▶ _Work task_
Check every line of the data for the word "Constitution", and copy those that have it.

▶ _Material for the task_
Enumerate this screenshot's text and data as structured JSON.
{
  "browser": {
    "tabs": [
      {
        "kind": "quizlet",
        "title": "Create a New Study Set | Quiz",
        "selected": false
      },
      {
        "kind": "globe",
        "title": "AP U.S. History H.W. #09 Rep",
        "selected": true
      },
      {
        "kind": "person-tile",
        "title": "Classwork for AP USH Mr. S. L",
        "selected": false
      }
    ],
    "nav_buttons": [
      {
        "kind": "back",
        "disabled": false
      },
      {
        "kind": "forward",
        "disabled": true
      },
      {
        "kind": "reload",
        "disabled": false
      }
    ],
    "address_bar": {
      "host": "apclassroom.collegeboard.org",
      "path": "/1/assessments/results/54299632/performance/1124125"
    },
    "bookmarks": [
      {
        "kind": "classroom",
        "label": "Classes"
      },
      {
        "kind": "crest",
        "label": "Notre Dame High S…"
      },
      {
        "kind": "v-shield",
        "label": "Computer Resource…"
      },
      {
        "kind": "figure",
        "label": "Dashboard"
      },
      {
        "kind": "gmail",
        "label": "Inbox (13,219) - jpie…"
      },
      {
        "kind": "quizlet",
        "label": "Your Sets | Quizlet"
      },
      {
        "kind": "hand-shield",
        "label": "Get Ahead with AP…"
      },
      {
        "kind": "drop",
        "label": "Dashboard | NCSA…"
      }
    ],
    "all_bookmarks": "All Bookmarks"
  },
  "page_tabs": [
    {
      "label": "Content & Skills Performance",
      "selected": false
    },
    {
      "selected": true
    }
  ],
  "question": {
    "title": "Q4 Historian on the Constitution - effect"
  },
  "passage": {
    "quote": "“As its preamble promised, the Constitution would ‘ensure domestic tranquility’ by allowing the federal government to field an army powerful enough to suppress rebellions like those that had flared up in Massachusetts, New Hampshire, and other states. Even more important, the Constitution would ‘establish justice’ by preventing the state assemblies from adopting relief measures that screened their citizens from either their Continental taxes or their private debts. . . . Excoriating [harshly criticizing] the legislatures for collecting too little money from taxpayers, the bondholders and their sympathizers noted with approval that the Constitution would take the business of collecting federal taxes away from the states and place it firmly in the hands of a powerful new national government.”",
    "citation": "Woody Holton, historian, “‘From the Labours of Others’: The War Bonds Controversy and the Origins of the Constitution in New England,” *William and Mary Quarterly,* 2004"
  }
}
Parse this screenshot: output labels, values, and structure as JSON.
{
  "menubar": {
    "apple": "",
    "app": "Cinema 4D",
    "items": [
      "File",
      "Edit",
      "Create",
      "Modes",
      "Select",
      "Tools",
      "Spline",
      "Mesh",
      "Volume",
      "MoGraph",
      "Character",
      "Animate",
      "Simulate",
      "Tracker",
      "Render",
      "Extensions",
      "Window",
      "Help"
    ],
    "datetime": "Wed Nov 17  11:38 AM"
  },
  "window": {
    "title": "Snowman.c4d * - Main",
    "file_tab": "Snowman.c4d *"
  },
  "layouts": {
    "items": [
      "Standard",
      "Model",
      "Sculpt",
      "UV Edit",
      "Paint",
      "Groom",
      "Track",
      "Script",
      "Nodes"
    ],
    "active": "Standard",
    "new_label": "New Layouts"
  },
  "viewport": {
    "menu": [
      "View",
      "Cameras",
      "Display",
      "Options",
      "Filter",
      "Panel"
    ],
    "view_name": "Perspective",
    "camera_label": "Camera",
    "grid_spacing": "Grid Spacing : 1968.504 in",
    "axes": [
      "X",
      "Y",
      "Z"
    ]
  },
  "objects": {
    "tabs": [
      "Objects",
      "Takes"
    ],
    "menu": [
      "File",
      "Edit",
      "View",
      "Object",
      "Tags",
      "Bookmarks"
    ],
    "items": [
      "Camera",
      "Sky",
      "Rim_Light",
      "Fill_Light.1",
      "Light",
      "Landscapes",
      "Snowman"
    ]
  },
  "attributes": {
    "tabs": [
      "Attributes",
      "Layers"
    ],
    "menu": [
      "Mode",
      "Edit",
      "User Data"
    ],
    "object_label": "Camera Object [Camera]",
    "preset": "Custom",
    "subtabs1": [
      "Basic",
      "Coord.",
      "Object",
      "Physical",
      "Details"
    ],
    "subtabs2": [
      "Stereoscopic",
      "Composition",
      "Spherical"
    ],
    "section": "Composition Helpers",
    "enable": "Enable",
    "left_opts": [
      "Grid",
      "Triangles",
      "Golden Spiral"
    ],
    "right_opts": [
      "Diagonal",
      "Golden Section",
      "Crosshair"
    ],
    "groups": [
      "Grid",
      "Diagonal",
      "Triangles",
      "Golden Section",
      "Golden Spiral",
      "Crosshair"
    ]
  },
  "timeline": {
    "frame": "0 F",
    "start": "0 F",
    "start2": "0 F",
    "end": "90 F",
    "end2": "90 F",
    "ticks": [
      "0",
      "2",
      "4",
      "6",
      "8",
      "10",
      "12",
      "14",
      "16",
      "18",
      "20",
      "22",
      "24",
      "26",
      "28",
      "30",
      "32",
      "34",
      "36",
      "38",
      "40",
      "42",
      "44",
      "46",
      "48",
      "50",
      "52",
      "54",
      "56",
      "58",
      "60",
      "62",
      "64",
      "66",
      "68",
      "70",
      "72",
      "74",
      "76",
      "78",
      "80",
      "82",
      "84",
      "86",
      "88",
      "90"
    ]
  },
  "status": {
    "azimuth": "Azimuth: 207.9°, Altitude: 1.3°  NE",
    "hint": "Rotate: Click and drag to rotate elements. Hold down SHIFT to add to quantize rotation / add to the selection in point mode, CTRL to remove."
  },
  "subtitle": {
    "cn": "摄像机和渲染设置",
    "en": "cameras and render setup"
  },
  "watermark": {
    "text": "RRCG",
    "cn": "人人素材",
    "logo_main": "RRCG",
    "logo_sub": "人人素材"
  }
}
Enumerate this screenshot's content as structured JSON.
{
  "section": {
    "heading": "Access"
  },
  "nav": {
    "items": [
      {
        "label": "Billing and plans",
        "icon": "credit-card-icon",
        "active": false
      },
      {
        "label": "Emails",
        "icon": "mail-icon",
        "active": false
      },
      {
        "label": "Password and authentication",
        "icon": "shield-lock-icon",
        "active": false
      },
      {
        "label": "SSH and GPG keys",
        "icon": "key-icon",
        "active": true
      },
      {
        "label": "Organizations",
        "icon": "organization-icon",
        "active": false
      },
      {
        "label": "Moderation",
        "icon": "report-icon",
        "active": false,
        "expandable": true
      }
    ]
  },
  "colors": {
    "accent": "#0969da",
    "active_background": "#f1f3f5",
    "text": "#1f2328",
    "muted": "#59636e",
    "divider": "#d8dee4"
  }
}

▶ _Response to this exercise_
    "title": "Q4 Historian on the Constitution - effect"
    "quote": "“As its preamble promised, the Constitution would ‘ensure domestic tranquility’ by allowing the federal government to field an army powerful enough to suppress rebellions like those that had flared up in Massachusetts, New Hampshire, and other states. Even more important, the Constitution would ‘establish justice’ by preventing the state assemblies from adopting relief measures that screened their citizens from either their Continental taxes or their private debts. . . . Excoriating [harshly criticizing] the legislatures for collecting too little money from taxpayers, the bondholders and their sympathizers noted with approval that the Constitution would take the business of collecting federal taxes away from the states and place it firmly in the hands of a powerful new national government.”",
    "citation": "Woody Holton, historian, “‘From the Labours of Others’: The War Bonds Controversy and the Origins of the Constitution in New England,” *William and Mary Quarterly,* 2004"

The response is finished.